7. CRM is key.Twitter is a great way to handle many customer requests, especially if you can do it as close to real time as possible. Set up searches for keywords related to your brand, and put in the time daily to handle requests and escalate them through appropriate channels when necessary. A happy customer is a repeat customer.
8. Some Automation Is Bad. Does this mean you can’t streamline the process? Of course not! Some automation is okay. For example, scheduling updates and pulling in content from your RSS feed; these are great time savers. It’s fine to even have a few templates ready to reply when you see people tweeting or posting on Facebook about something, but never automate the interaction because the results could be embarrassing.
I once tried an app for my father’s antiques business that would automate replies without human interaction. I set it to look for a rare German figurine, and asked it to send people tweeting about it a specific reply if they found the figurine. Since I was not manually reviewing the matches, I had no idea that the name of this German figurine was also a well-known Pokemon character. I had a lot of confused people @replying me. Templates are fine (there’s only so many ways you can answer a certain question) but make sure you’re reviewing who you are replying to and customizing when appropriate!

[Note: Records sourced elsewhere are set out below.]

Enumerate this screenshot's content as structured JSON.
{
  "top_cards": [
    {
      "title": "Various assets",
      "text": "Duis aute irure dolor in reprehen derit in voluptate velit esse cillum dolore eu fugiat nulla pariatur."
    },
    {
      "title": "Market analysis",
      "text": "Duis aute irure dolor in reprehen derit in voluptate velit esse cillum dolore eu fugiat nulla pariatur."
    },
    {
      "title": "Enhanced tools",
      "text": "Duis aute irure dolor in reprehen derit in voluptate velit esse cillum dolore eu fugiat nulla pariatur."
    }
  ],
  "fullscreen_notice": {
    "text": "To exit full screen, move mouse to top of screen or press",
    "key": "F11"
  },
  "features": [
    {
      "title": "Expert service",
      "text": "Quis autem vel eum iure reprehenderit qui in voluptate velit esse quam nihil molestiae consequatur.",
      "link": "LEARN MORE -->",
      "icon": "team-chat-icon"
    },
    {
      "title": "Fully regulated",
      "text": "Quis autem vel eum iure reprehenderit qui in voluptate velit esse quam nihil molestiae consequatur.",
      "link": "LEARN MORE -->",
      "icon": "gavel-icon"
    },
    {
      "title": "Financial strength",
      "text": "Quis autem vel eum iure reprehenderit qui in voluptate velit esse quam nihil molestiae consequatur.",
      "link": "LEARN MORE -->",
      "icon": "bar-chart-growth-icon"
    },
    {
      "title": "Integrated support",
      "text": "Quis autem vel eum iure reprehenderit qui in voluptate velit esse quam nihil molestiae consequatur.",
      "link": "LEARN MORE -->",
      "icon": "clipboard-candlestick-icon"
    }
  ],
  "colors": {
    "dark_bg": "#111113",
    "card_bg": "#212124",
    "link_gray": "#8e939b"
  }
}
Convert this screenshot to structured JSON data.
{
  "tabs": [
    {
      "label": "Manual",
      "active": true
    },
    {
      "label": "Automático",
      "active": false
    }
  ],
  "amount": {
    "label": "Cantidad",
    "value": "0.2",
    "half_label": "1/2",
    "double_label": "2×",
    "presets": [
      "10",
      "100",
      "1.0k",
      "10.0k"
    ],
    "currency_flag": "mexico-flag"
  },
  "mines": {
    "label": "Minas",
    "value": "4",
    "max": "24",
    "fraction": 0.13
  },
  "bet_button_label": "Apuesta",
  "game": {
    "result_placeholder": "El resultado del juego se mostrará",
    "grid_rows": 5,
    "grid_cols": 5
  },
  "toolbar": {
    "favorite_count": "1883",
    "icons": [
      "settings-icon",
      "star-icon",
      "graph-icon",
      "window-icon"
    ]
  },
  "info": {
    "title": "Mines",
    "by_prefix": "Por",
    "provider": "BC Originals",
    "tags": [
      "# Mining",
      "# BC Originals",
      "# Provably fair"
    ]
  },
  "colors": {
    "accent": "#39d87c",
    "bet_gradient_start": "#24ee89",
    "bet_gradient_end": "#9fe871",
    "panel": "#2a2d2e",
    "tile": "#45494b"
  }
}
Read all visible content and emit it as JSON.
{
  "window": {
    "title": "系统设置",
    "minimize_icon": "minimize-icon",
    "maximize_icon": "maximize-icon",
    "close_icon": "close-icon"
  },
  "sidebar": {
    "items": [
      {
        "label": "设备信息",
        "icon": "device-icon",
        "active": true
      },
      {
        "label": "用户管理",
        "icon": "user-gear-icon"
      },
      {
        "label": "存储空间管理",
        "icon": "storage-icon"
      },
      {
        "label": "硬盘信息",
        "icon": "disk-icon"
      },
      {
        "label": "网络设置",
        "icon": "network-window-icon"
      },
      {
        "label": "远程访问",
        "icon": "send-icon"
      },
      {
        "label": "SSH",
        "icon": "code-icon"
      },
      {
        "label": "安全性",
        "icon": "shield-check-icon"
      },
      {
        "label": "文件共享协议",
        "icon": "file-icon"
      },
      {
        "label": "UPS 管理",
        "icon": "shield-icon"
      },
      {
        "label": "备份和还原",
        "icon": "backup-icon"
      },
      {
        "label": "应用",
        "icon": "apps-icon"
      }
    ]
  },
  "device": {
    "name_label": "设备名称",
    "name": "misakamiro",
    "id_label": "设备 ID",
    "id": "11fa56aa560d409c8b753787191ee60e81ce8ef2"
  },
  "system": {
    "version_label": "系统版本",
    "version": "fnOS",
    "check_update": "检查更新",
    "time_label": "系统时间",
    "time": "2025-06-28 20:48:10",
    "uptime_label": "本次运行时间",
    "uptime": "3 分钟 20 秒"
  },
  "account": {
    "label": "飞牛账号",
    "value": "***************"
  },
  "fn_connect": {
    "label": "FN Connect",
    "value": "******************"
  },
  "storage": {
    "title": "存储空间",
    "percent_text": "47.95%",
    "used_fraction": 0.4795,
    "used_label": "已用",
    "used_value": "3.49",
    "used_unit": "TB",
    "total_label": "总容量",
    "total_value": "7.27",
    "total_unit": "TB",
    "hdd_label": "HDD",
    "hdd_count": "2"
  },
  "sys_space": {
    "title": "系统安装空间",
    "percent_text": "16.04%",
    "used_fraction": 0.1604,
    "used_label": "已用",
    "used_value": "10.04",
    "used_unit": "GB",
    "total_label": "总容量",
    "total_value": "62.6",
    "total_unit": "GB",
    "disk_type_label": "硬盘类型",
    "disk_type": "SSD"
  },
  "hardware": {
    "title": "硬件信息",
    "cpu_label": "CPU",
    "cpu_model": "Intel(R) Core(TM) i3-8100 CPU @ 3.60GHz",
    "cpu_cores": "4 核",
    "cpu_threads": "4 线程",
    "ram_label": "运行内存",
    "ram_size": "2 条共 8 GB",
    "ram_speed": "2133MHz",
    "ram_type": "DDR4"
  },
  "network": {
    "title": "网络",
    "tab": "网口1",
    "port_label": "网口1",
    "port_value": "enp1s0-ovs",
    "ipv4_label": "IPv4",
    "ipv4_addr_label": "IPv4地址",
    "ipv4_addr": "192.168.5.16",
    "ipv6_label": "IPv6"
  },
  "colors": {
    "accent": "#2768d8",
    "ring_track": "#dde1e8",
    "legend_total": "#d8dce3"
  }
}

9. Don’t be afraid to unfollow or unlike.You don’t have time to read posts that have no value to you or your business. Generally, if someone isn’t following you back, there’s not a whole lot of point of following them (the exceptions are larger companies or celebrities you may follow). Remember, if they aren’t following you they aren’t seeing anything you say, so the relationship is very one-sided.
MarketMeSuite is a social media management dashboard for small- and mid- sized businesses. The web-based platform allows businesses to manage and monitor their social media presence, find targeted leads & build engagement with new and existing customers. Try it Free!